(Excerpts from a dataset)

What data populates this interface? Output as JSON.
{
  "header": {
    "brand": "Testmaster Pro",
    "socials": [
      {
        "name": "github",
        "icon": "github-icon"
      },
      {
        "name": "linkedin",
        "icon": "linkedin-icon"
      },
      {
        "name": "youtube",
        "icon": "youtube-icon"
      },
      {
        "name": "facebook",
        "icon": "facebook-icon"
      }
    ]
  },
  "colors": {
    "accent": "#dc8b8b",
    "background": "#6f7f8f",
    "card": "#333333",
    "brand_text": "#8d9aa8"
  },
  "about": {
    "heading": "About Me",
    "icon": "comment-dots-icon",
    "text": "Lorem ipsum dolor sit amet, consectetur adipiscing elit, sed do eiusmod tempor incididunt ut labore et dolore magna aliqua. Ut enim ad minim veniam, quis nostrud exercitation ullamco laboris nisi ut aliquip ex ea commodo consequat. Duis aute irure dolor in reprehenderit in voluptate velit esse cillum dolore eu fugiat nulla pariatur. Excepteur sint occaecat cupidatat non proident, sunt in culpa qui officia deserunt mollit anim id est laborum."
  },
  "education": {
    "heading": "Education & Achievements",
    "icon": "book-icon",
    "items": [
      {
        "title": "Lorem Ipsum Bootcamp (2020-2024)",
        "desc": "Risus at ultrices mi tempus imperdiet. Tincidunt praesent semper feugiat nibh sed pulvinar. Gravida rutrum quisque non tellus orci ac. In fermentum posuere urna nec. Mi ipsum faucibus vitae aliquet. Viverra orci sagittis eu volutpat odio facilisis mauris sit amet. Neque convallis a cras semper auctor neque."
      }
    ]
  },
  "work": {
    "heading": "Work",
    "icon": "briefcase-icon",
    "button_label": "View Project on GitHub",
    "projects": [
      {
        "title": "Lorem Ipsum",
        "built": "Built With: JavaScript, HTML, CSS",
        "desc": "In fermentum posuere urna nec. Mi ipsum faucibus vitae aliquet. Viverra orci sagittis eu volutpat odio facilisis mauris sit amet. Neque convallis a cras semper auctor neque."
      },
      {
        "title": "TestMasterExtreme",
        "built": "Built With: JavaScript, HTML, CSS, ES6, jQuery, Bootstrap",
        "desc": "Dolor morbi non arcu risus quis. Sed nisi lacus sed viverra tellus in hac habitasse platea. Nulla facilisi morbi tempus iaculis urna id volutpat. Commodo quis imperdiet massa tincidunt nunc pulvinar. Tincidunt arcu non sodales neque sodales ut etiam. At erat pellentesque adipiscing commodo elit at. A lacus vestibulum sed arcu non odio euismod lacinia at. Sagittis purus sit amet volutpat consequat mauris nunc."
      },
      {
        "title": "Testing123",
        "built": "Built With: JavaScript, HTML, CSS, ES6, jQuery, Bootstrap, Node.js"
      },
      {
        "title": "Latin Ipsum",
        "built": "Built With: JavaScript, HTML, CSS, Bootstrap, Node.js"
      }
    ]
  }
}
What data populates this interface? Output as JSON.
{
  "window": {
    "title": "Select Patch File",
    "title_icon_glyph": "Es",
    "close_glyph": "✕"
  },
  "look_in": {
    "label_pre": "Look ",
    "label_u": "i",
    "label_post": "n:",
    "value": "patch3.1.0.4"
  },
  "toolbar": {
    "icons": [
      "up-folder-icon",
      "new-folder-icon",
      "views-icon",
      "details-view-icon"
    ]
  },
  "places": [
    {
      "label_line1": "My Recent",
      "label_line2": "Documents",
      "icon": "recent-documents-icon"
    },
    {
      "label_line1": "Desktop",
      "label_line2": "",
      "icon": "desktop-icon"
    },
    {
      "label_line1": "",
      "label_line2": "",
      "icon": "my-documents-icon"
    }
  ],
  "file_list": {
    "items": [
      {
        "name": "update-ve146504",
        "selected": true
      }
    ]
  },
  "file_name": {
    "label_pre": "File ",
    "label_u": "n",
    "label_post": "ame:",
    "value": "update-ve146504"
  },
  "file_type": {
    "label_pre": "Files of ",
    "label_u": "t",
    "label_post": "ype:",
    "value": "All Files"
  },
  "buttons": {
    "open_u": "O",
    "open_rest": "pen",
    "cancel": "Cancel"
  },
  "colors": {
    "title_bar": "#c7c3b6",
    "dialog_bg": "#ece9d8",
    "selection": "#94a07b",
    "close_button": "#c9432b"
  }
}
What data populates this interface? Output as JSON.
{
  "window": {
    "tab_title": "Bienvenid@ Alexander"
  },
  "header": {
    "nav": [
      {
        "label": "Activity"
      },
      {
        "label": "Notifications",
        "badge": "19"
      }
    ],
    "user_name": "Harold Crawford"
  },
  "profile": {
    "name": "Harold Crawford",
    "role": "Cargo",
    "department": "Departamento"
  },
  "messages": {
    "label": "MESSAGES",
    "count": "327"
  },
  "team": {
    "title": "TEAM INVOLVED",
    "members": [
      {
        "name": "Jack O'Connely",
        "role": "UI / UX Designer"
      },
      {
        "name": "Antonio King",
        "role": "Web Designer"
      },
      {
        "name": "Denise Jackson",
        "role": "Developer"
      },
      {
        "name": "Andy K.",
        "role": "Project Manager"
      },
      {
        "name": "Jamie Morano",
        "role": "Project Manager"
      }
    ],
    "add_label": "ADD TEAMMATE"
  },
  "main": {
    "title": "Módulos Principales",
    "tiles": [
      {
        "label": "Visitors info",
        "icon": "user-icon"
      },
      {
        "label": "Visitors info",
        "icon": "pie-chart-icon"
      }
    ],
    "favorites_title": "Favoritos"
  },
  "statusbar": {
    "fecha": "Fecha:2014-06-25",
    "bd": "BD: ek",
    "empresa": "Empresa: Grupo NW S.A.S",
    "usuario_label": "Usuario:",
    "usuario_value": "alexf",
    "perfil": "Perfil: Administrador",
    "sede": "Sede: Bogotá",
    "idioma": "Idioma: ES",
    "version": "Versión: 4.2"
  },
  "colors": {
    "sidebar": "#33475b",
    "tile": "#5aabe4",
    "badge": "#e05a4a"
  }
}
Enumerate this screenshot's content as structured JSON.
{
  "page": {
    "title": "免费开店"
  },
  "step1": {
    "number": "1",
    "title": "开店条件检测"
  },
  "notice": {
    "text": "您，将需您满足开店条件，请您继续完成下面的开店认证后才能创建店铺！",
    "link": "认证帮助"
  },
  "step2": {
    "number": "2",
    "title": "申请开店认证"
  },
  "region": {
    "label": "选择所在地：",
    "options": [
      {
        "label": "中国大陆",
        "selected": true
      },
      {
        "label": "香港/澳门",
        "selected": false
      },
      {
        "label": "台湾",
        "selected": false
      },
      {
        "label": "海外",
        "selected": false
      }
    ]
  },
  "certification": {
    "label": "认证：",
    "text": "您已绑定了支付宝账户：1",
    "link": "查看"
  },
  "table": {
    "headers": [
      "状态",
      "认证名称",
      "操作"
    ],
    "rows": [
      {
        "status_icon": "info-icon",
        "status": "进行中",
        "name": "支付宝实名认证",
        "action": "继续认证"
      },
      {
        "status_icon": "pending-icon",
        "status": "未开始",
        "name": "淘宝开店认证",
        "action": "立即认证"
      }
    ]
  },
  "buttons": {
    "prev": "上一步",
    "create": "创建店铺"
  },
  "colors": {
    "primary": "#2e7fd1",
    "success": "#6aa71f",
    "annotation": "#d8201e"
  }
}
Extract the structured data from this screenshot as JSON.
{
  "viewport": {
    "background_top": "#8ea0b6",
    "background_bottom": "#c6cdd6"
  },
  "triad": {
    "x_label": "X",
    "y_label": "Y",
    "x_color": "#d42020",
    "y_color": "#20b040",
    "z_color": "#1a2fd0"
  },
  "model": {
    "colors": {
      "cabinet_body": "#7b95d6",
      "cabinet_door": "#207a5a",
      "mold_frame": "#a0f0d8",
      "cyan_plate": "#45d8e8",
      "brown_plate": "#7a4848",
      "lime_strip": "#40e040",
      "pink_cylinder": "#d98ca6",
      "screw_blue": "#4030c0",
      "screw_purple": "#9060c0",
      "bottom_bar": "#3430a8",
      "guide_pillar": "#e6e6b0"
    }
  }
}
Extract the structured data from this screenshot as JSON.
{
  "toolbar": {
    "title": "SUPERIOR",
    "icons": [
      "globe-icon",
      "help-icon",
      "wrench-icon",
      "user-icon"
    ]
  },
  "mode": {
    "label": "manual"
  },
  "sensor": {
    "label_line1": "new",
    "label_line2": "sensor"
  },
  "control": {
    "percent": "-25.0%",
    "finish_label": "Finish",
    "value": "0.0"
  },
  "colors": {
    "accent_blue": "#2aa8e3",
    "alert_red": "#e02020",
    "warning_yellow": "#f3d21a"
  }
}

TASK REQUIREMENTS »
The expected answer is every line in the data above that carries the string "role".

SOLUTION TO THE EXERCISE »
    "role": "Cargo",
        "role": "UI / UX Designer"
        "role": "Web Designer"
        "role": "Developer"
        "role": "Project Manager"
        "role": "Project Manager"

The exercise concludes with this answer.